a)$x=$86.4 m
b)$x=$40 m
Computed wavephaseaverage suspended sediment concentration distribution in the domain after 30 waves is shown in Fig. 13. The suspended sediment concentration is high near eroded zone, and it settles down quickly around the eroded zone.
Computed bed profile with measured one after 69.5 hours are shown in Fig. 14. The trend of accretion at onshore zone was well reproduced. The computed eroded position and the maximum erosion depth of 0.55 m were reasonably reproduced compared to measured erosion depth of about 0.77 m. The computed accretion position and the maximum accretion height of 0.89 m were also well reproduced, compared to measured accretion of about 1.02 m. It is thought that the model system satisfactorily reproduced the sediment transport and following bed profile change for this case.
Fig. 14. Computed wavephaseaverage suspended sediment concentration field after 30 waves
Case 34 is for a setting with higher wave height, shorter wave period, and finer grain size. Measured bed profile change of Case 34 at 76.1 hours is shown in Fig. 15. Waves break earlier than Case 13, and the asymmetry of the orbital velocity is not prominent, and therefore doesn’t much enhance the onshore sediment transport in this case.
The computed water level and pressure distribution, and the particle velocity vector field at a wave phase at the beginning stage and after 30 waves are shown in Figs. 1617. Computed results are presented in $x\text{'}$$z$ domain for convenience. The acceleration parameter of 4750 was applied to the bed level change speed, respectively.
Fig. 15. Computed bathymetric change after 69.5 hours waves for Case 13
Fig. 16. Measured crossshore profile change after 76.1 hours of wave action for Case 34 of Kajima et al. [31]
Fig. 17. Computed pressure after 30 waves
Computed phaseaverage velocity (residual current) vector profile at ${x}^{\mathrm{\text{'}}}=$80 m is shown in Fig. 18. The residual current near water surface is more onshoreward, while that near bed is more offshoreward.
Nearbed velocity variation within a wave period for Case 34 is also asymmetric with respect to the mean water level, but the asymmetry is weaker then Case 13, see Fig. 19.
Computed wavephaseaverage suspended sediment concentration distribution in the domain after 30 waves is shown in Fig. 20. The suspended sediment concentration is high near eroded zone, and it settles down around the eroded zone.
Fig. 18. Computed particle velocity vector field after 30 waves
Fig. 19. Computed residual horizontal velocity profile at $x=$80 m after 30 waves
Fig. 20. Computed nearbed particle velocity variation within a wave period after 30 waves
a)$x=$86.4 m
b)$x=$40 m
Fig. 21. Computed wavephaseaverage suspended sediment concentration field after 30 waves
Computed bed profile with measured one after 76.1 hours is shown in Fig. 21. The trend of eroded onshore zone and offshore bar formation were well reproduced.

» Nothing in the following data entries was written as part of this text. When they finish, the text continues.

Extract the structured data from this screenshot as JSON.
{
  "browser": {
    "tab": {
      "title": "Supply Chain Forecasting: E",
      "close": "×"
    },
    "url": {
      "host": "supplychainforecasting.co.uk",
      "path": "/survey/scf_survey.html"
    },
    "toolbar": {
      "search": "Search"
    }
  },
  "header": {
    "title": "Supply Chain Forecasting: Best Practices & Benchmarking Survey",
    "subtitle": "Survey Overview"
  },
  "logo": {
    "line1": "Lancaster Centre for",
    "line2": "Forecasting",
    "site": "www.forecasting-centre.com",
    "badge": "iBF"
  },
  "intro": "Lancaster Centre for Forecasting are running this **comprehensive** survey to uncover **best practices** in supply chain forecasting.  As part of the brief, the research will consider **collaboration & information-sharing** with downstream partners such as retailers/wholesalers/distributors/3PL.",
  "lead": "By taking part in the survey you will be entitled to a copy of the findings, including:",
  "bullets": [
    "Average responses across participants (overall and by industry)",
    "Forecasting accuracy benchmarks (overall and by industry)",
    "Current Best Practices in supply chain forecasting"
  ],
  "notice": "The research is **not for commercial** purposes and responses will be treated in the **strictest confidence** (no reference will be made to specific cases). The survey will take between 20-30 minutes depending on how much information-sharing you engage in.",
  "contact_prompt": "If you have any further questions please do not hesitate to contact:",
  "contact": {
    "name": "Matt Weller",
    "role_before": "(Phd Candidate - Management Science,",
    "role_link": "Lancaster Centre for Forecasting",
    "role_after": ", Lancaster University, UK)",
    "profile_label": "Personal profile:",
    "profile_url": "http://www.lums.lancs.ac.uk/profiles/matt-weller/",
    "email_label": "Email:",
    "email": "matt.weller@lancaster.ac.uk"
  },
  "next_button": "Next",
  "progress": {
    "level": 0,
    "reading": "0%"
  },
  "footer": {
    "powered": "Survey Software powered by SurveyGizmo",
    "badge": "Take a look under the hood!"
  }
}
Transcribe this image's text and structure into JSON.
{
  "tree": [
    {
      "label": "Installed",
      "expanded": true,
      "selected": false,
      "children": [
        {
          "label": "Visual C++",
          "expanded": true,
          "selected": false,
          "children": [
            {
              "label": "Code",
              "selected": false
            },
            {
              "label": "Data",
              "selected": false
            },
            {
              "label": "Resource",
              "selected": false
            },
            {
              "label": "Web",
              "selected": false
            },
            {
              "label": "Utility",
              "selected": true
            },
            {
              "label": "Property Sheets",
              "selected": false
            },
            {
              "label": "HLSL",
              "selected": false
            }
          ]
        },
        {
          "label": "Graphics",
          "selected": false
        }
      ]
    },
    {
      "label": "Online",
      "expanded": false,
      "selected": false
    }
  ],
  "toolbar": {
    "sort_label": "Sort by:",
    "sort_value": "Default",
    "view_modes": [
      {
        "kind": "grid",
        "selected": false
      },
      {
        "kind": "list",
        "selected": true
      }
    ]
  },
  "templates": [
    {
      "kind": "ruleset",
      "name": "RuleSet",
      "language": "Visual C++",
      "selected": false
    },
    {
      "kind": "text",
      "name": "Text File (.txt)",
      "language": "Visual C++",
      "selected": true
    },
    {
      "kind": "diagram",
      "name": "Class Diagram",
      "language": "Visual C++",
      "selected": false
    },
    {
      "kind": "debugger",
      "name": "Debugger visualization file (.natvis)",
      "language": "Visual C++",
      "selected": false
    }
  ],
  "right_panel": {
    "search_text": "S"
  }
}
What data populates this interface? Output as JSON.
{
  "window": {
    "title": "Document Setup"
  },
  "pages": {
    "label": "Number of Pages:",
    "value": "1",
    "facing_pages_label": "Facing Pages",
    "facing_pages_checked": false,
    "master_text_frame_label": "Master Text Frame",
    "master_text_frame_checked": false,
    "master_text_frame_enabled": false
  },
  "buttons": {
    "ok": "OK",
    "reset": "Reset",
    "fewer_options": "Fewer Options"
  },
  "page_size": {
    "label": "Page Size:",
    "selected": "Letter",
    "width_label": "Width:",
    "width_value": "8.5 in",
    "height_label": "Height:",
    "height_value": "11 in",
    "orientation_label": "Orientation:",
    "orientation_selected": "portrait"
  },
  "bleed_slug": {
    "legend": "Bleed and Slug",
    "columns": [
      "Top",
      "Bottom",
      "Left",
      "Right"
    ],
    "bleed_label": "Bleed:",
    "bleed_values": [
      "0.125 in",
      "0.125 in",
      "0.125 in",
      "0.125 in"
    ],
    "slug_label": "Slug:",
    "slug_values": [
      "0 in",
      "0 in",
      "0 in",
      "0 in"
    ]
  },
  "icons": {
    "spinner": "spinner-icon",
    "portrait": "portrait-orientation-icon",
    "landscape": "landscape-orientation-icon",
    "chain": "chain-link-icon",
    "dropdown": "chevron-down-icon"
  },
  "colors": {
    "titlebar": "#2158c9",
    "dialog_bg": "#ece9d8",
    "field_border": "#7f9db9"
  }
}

The computed eroded position and the maximum erosion depth of 0.99 m were reasonably reproduced compared to measured erosion depth of about 0.81 m. The computed accretion position and the maximum accretion height of 1.82 m were also well reproduced, compared to measured accretion of about 2.04 m. It is thought that the model system satisfactorily reproduced the sediment transport and following bed profile change of Case 34, as well.
Fig. 22. Computed bathymetric change after 76.1 hours for Case 34
A numerical model system was developed for specific purpose to simulate swash and surf zone profile change in this paper. The model adopts a moving boundaryfitted, parallel, nonorthogonal grid composed of parallelogram grid cells. The new governing momentum equation includes additional artificial gravity terms in the sloped $x$ axis. The new model system adopted an additional method to reflect the bed slope, which modifies the critical initiation bed shear stress.
The model system was applied to two existing laboratory experimental cases, and model results reproduced both erosiondominant, and accretiondominant laboratory at swash zone results reasonably well.
More tests of the present model system are needed to increase its reliability further. It could expand its usage to random wave cases, field situations, and threedimensional problems in the future.